TR-4947: Apache Kafka workload with NetApp NFS storage - Functional validation and performance

Contributors banum-netapp

Shantanu Chakole, Karthikeyan Nagalingam, and Joe Scott, NetApp

Kafka is a distributed publish-subscribe messaging system with a robust queue that can accept large amounts of message data. With Kafka, applications can write and read data to topics in a very fast manner. Because of its fault tolerance and scalability, Kafka is often used in the big data space as a reliable way to ingest and move many data streams very quickly. Use cases include stream processing, website-activity tracking, metrics collection and monitoring, log aggregation, real time analytics, and so on.
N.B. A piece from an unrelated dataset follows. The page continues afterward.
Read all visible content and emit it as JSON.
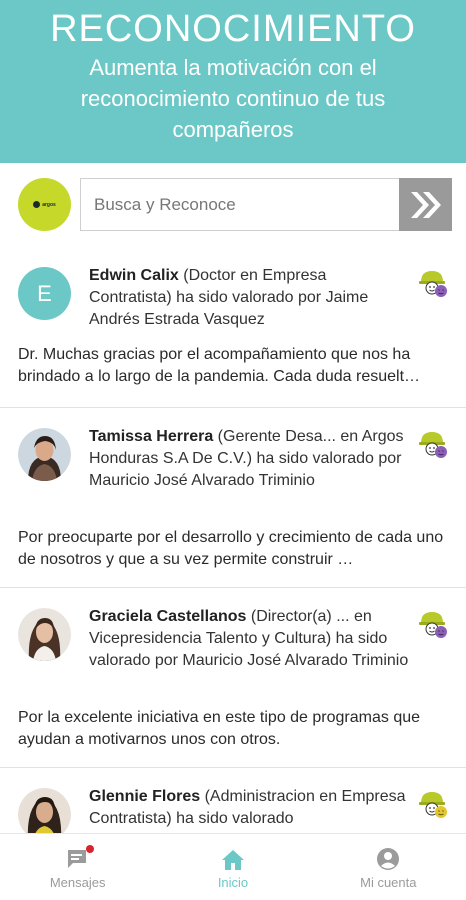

Although normal Kafka operations on NFS work well, the silly rename issue crashes the application during the resizing or repartitioning of a Kafka cluster running on NFS. This is a significant issue because a Kafka cluster must be resized or repartitioned for load-balancing or maintenance purposes. You can find additional details here.

This document describes the following subjects:
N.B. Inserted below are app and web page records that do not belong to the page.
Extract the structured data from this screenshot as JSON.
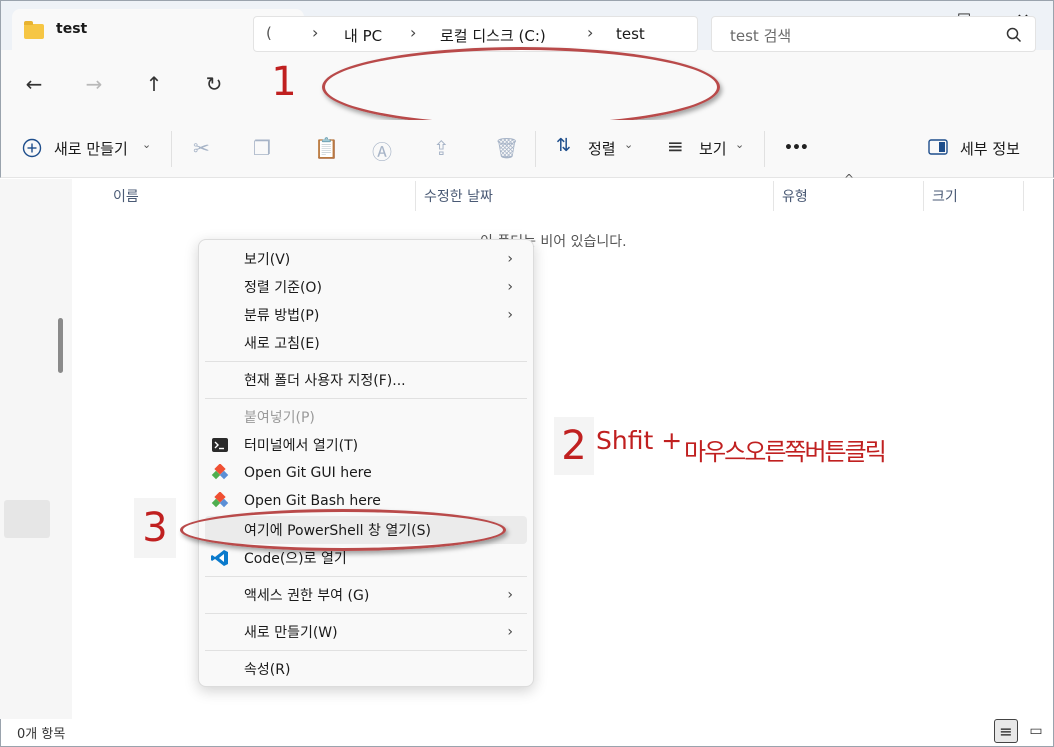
{
  "window": {
    "tab_title": "test",
    "new_tab": "+",
    "controls": {
      "minimize": "—",
      "maximize": "☐",
      "close": "✕"
    }
  },
  "nav": {
    "address": {
      "root": "내 PC",
      "drive": "로컬 디스크 (C:)",
      "folder": "test",
      "sep": "›",
      "start": "(",
      "lead_sep": "›"
    },
    "search_placeholder": "test 검색"
  },
  "toolbar": {
    "new_label": "새로 만들기",
    "sort_label": "정렬",
    "view_label": "보기",
    "more_label": "•••",
    "details_label": "세부 정보"
  },
  "columns": [
    {
      "label": "이름"
    },
    {
      "label": "수정한 날짜"
    },
    {
      "label": "유형"
    },
    {
      "label": "크기"
    }
  ],
  "empty_message": "이 폴더는 비어 있습니다.",
  "sort_indicator": "^",
  "context_menu": {
    "items": [
      {
        "label": "보기(V)",
        "arrow": "›"
      },
      {
        "label": "정렬 기준(O)",
        "arrow": "›"
      },
      {
        "label": "분류 방법(P)",
        "arrow": "›"
      },
      {
        "label": "새로 고침(E)"
      },
      {
        "label": "현재 폴더 사용자 지정(F)..."
      },
      {
        "label": "붙여넣기(P)"
      },
      {
        "label": "터미널에서 열기(T)"
      },
      {
        "label": "Open Git GUI here"
      },
      {
        "label": "Open Git Bash here"
      },
      {
        "label": "여기에 PowerShell 창 열기(S)"
      },
      {
        "label": "Code(으)로 열기"
      },
      {
        "label": "액세스 권한 부여 (G)",
        "arrow": "›"
      },
      {
        "label": "새로 만들기(W)",
        "arrow": "›"
      },
      {
        "label": "속성(R)"
      }
    ]
  },
  "annotations": {
    "step1": "1",
    "step2": "2",
    "step3": "3",
    "step2_text_a": "Shfit +",
    "step2_text_b": "마우스오른쪽버튼클릭"
  },
  "status": {
    "item_count": "0개 항목"
  },
  "colors": {
    "accent": "#0067c0",
    "annotation": "#c02020",
    "folder": "#f6c644"
  }
}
  • The silly-rename problem and solution validation

  • Reducing CPU utilization to reduce the I/O wait time

  • Faster Kafka broker recovery time
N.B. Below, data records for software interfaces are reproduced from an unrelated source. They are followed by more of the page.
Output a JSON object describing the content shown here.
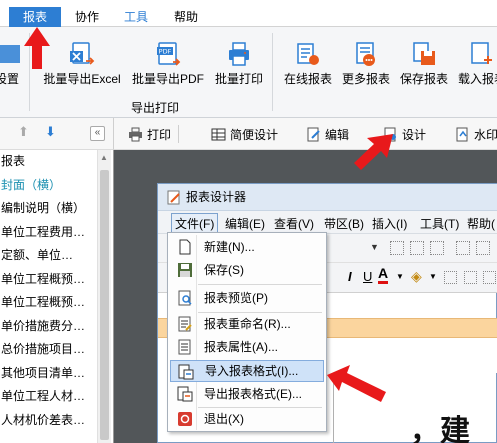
{
  "menu_tabs": [
    {
      "label": "报表",
      "active": true
    },
    {
      "label": "协作",
      "active": false
    },
    {
      "label": "工具",
      "active": false
    },
    {
      "label": "帮助",
      "active": false
    }
  ],
  "ribbon": {
    "items": [
      {
        "label": "设置",
        "icon": "settings-icon"
      },
      {
        "label": "批量导出Excel",
        "icon": "excel-export-icon"
      },
      {
        "label": "批量导出PDF",
        "icon": "pdf-export-icon"
      },
      {
        "label": "批量打印",
        "icon": "printer-icon"
      },
      {
        "label": "在线报表",
        "icon": "online-report-icon"
      },
      {
        "label": "更多报表",
        "icon": "more-reports-icon"
      },
      {
        "label": "保存报表",
        "icon": "save-report-icon"
      },
      {
        "label": "载入报表",
        "icon": "load-report-icon"
      }
    ],
    "group_label": "导出打印"
  },
  "tree": {
    "items": [
      "报表",
      "封面（横）",
      "编制说明（横）",
      "单位工程费用…",
      "定额、单位…",
      "单位工程概预…",
      "单位工程概预…",
      "单价措施费分…",
      "总价措施项目…",
      "其他项目清单…",
      "单位工程人材…",
      "人材机价差表…"
    ],
    "selected_index": 1
  },
  "toolbar": {
    "print": "打印",
    "simple_design": "简便设计",
    "edit": "编辑",
    "design": "设计",
    "watermark": "水印"
  },
  "designer": {
    "title": "报表设计器",
    "menus": [
      "文件(F)",
      "编辑(E)",
      "查看(V)",
      "带区(B)",
      "插入(I)",
      "工具(T)",
      "帮助("
    ],
    "file_menu": [
      {
        "label": "新建(N)...",
        "icon": "new-file-icon"
      },
      {
        "label": "保存(S)",
        "icon": "save-icon"
      },
      {
        "label": "报表预览(P)",
        "icon": "preview-icon"
      },
      {
        "label": "报表重命名(R)...",
        "icon": "rename-icon"
      },
      {
        "label": "报表属性(A)...",
        "icon": "properties-icon"
      },
      {
        "label": "导入报表格式(I)...",
        "icon": "import-format-icon",
        "highlighted": true
      },
      {
        "label": "导出报表格式(E)...",
        "icon": "export-format-icon"
      },
      {
        "label": "退出(X)",
        "icon": "exit-icon"
      }
    ],
    "font_color_letter": "A",
    "canvas_text": "，建"
  },
  "colors": {
    "accent": "#2d7ed3",
    "annotation": "#e8191b",
    "highlight": "#cfe2f8",
    "band": "#fbd59e",
    "preview_bg": "#525659"
  }
}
  • Performance in the cloud and on-premises

Why use NFS storage for Kafka workloads?

Kafka workloads in production applications can stream huge amounts of data between applications. This data is held and stored in the Kafka broker nodes in the Kafka cluster. Kafka is also known for availability and parallelism, which it achieves by breaking topics into partitions and then replicating those partitions throughout the cluster. This eventually means that the huge amount of data that flows through a Kafka cluster is generally multiplied in size. NFS makes rebalancing data as the number of brokers changes very quick and easy. For large environments, rebalancing data across DAS when the number of brokers changes is very time consuming, and, in most Kafka environments, the number of brokers changes frequently.

Other benefits include the following:

  • Maturity. NFS is a mature protocol, which means most aspects of implementing, securing, and using it are well understood.

  • Open. NFS is an open protocol, and its continued development is documented in internet specifications as a free and open network protocol.

  • Cost-effective. NFS is a low-cost solution for network file sharing that is easy to set up because it uses the existing network infrastructure.

  • Centrally managed. Centralized management of NFS decreases the need for added software and disk space on individual user systems.

  • Distributed. NFS can be used as a distributed file system, reducing the need for removable media storage devices.

Why NetApp for Kafka workloads?

The NetApp NFS implementation is considered a gold standard for the protocol and is used in countless enterprise NAS environments. In addition to the credibility of NetApp, it also offers the following benefits:

  • Reliability and efficiency

  • Scalability and performance

  • High availability (HA partner in a NetApp ONTAP cluster)

  • Data protection

    • Disaster recovery (NetApp SnapMirror). Your site goes down or you want to jump start at a different site and continue from where you left off.

    • Manageability of your storage system (administration and management using NetApp OnCommand).

    • Load balancing. The cluster allows you to access different volumes from data LIFs hosted on different nodes.

    • Nondisruptive operations. LIFs or volume moves are transparent to the NFS clients.